All of the records below are to be given again word for word, with the pictures removed.

━━━━━ Recorded information

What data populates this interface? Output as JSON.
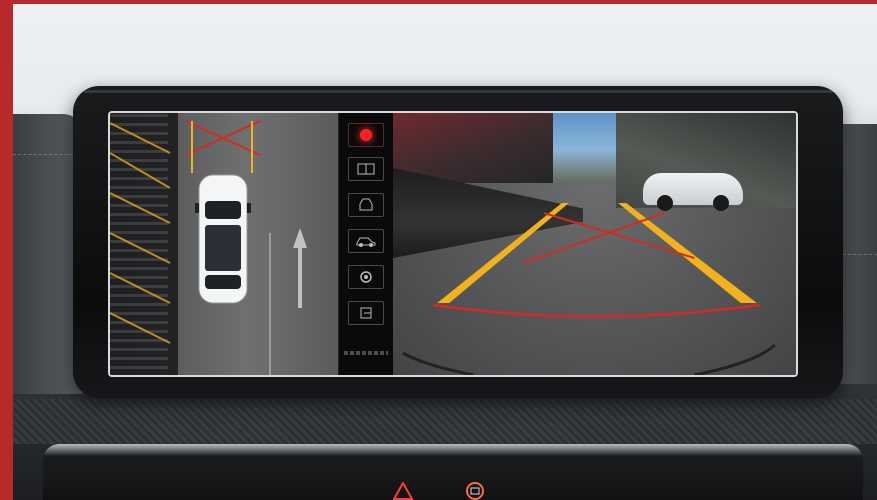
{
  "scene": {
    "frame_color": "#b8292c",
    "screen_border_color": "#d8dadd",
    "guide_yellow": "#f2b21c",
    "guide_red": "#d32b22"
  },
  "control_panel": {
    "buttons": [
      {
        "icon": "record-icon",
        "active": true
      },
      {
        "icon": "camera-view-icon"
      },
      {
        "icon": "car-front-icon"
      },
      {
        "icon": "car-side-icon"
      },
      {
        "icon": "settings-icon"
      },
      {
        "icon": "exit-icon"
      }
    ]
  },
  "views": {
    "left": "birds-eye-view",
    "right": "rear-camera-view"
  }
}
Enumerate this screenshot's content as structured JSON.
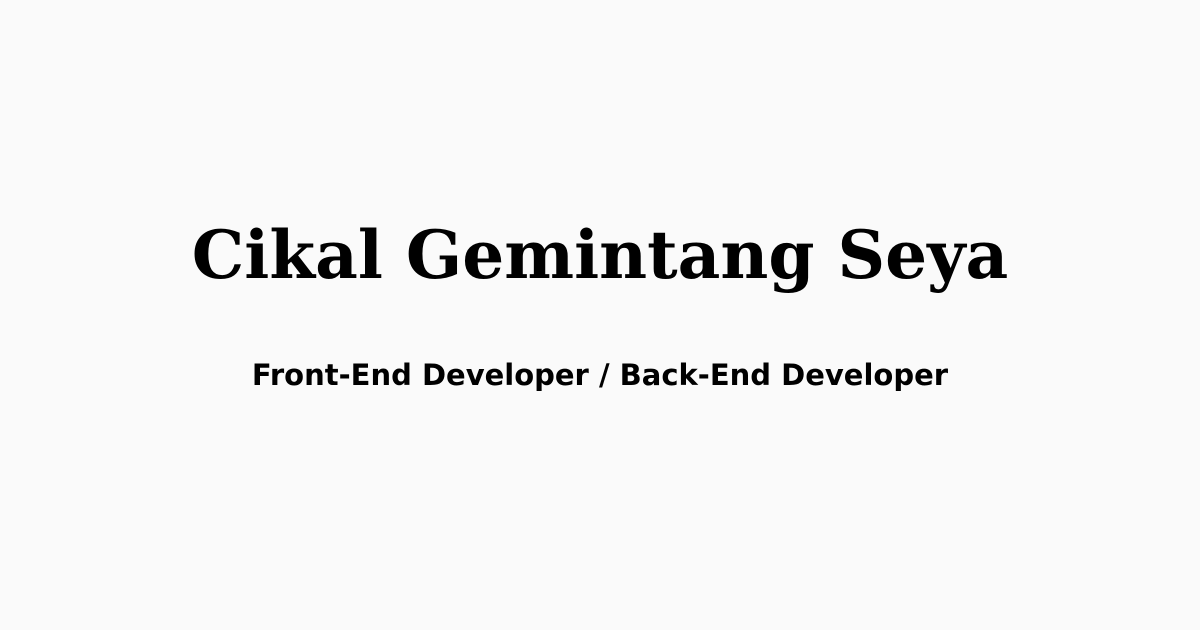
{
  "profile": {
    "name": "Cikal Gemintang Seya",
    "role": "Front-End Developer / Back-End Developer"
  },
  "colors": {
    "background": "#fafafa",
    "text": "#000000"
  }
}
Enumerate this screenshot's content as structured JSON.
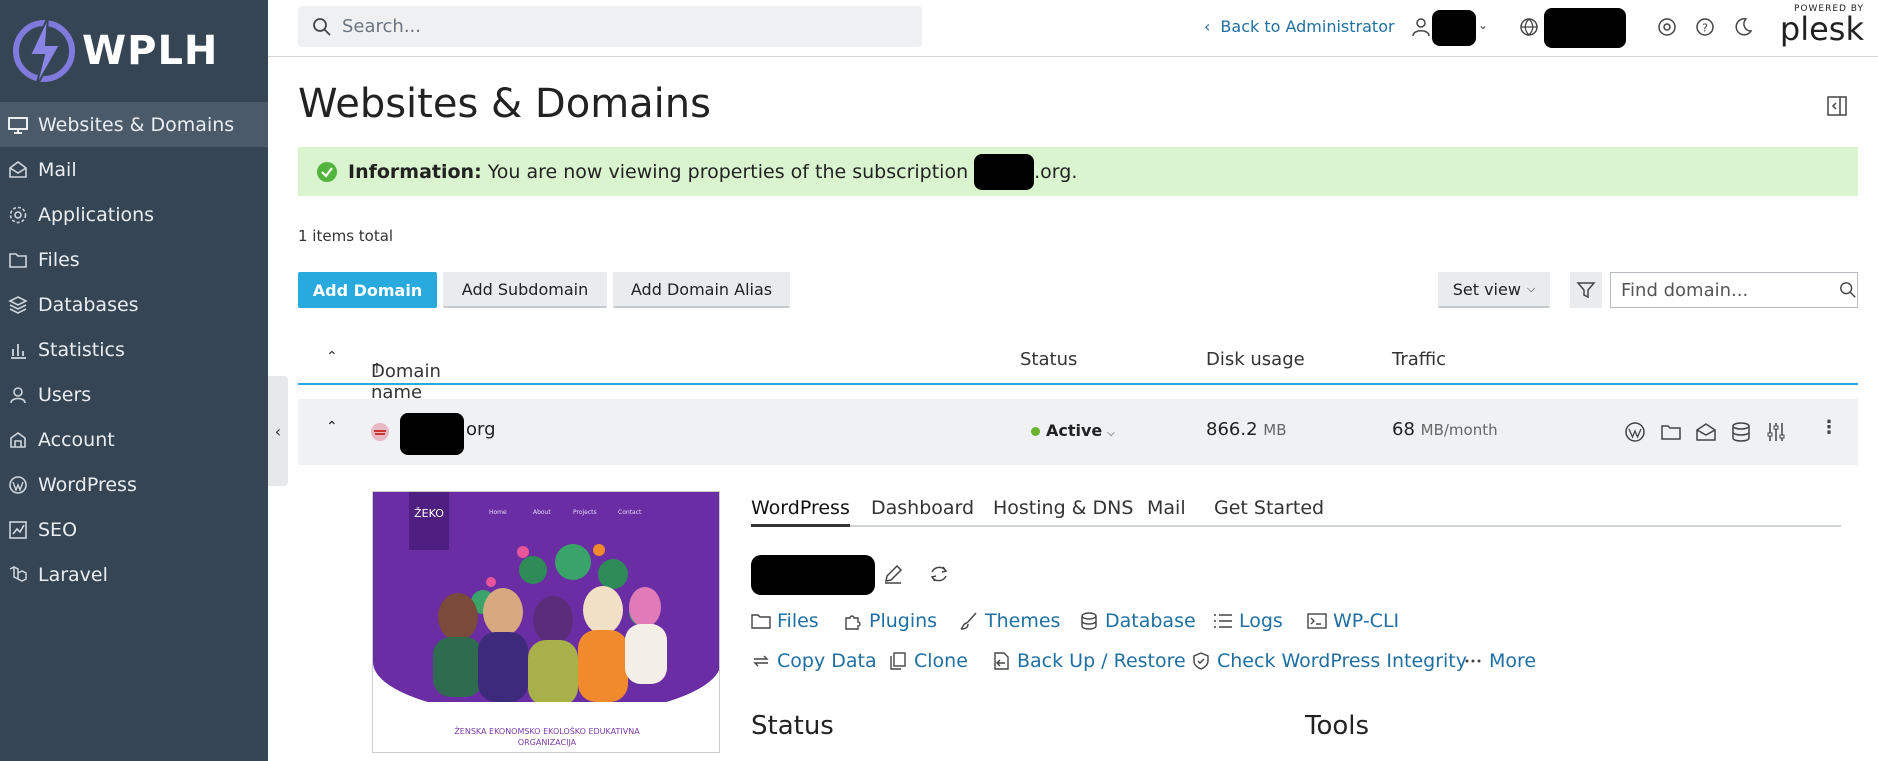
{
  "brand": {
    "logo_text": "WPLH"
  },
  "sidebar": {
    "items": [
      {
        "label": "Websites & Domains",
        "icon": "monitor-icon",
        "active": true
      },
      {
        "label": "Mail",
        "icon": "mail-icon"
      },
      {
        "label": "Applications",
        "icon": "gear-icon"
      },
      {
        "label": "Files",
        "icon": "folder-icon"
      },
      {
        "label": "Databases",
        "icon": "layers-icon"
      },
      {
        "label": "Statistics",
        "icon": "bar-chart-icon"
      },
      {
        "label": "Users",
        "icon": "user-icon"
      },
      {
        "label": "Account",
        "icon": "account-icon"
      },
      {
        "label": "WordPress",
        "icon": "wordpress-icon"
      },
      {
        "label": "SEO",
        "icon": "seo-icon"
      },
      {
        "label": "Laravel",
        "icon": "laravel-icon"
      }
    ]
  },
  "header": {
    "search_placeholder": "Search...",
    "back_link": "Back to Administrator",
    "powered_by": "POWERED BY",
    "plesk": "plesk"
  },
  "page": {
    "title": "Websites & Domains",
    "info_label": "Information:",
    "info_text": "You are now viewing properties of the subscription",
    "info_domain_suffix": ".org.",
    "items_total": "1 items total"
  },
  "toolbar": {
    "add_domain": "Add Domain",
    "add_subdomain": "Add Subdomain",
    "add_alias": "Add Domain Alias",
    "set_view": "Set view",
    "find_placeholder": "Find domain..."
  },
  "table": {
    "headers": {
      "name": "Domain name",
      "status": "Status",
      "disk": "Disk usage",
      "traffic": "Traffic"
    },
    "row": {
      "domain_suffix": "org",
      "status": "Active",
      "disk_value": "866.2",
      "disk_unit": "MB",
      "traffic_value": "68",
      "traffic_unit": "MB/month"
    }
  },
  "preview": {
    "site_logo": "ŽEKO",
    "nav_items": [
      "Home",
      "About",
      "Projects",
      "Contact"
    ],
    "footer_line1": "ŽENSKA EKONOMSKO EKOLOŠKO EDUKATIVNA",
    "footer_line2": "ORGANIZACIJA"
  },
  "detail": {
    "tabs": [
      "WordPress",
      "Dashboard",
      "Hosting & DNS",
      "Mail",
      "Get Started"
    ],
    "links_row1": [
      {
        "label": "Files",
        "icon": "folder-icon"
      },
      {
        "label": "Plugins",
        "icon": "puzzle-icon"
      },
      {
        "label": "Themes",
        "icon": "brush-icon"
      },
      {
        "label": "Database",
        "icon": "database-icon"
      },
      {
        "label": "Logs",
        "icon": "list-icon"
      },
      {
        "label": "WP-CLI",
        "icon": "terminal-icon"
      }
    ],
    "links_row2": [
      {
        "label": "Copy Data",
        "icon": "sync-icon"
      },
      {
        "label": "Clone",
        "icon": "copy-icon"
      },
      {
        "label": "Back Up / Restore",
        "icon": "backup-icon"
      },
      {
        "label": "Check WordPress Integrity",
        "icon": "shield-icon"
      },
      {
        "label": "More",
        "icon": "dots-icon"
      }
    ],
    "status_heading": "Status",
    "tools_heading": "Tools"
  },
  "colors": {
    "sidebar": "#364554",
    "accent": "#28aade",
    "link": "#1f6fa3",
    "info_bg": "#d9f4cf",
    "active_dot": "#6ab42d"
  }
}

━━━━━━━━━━

Result of the task =
What data populates this interface? Output as JSON.
{
  "scene": {
    "frame_color": "#b8292c",
    "screen_border_color": "#d8dadd",
    "guide_yellow": "#f2b21c",
    "guide_red": "#d32b22"
  },
  "control_panel": {
    "buttons": [
      {
        "icon": "record-icon",
        "active": true
      },
      {
        "icon": "camera-view-icon"
      },
      {
        "icon": "car-front-icon"
      },
      {
        "icon": "car-side-icon"
      },
      {
        "icon": "settings-icon"
      },
      {
        "icon": "exit-icon"
      }
    ]
  },
  "views": {
    "left": "birds-eye-view",
    "right": "rear-camera-view"
  }
}
Enumerate this screenshot's content as structured JSON.
{
  "profile": {
    "name": "Cikal Gemintang Seya",
    "role": "Front-End Developer / Back-End Developer"
  },
  "colors": {
    "background": "#fafafa",
    "text": "#000000"
  }
}
Enumerate this screenshot's content as structured JSON.
{
  "brand": {
    "logo_text": "WPLH"
  },
  "sidebar": {
    "items": [
      {
        "label": "Websites & Domains",
        "icon": "monitor-icon",
        "active": true
      },
      {
        "label": "Mail",
        "icon": "mail-icon"
      },
      {
        "label": "Applications",
        "icon": "gear-icon"
      },
      {
        "label": "Files",
        "icon": "folder-icon"
      },
      {
        "label": "Databases",
        "icon": "layers-icon"
      },
      {
        "label": "Statistics",
        "icon": "bar-chart-icon"
      },
      {
        "label": "Users",
        "icon": "user-icon"
      },
      {
        "label": "Account",
        "icon": "account-icon"
      },
      {
        "label": "WordPress",
        "icon": "wordpress-icon"
      },
      {
        "label": "SEO",
        "icon": "seo-icon"
      },
      {
        "label": "Laravel",
        "icon": "laravel-icon"
      }
    ]
  },
  "header": {
    "search_placeholder": "Search...",
    "back_link": "Back to Administrator",
    "powered_by": "POWERED BY",
    "plesk": "plesk"
  },
  "page": {
    "title": "Websites & Domains",
    "info_label": "Information:",
    "info_text": "You are now viewing properties of the subscription",
    "info_domain_suffix": ".org.",
    "items_total": "1 items total"
  },
  "toolbar": {
    "add_domain": "Add Domain",
    "add_subdomain": "Add Subdomain",
    "add_alias": "Add Domain Alias",
    "set_view": "Set view",
    "find_placeholder": "Find domain..."
  },
  "table": {
    "headers": {
      "name": "Domain name",
      "status": "Status",
      "disk": "Disk usage",
      "traffic": "Traffic"
    },
    "row": {
      "domain_suffix": "org",
      "status": "Active",
      "disk_value": "866.2",
      "disk_unit": "MB",
      "traffic_value": "68",
      "traffic_unit": "MB/month"
    }
  },
  "preview": {
    "site_logo": "ŽEKO",
    "nav_items": [
      "Home",
      "About",
      "Projects",
      "Contact"
    ],
    "footer_line1": "ŽENSKA EKONOMSKO EKOLOŠKO EDUKATIVNA",
    "footer_line2": "ORGANIZACIJA"
  },
  "detail": {
    "tabs": [
      "WordPress",
      "Dashboard",
      "Hosting & DNS",
      "Mail",
      "Get Started"
    ],
    "links_row1": [
      {
        "label": "Files",
        "icon": "folder-icon"
      },
      {
        "label": "Plugins",
        "icon": "puzzle-icon"
      },
      {
        "label": "Themes",
        "icon": "brush-icon"
      },
      {
        "label": "Database",
        "icon": "database-icon"
      },
      {
        "label": "Logs",
        "icon": "list-icon"
      },
      {
        "label": "WP-CLI",
        "icon": "terminal-icon"
      }
    ],
    "links_row2": [
      {
        "label": "Copy Data",
        "icon": "sync-icon"
      },
      {
        "label": "Clone",
        "icon": "copy-icon"
      },
      {
        "label": "Back Up / Restore",
        "icon": "backup-icon"
      },
      {
        "label": "Check WordPress Integrity",
        "icon": "shield-icon"
      },
      {
        "label": "More",
        "icon": "dots-icon"
      }
    ],
    "status_heading": "Status",
    "tools_heading": "Tools"
  },
  "colors": {
    "sidebar": "#364554",
    "accent": "#28aade",
    "link": "#1f6fa3",
    "info_bg": "#d9f4cf",
    "active_dot": "#6ab42d"
  }
}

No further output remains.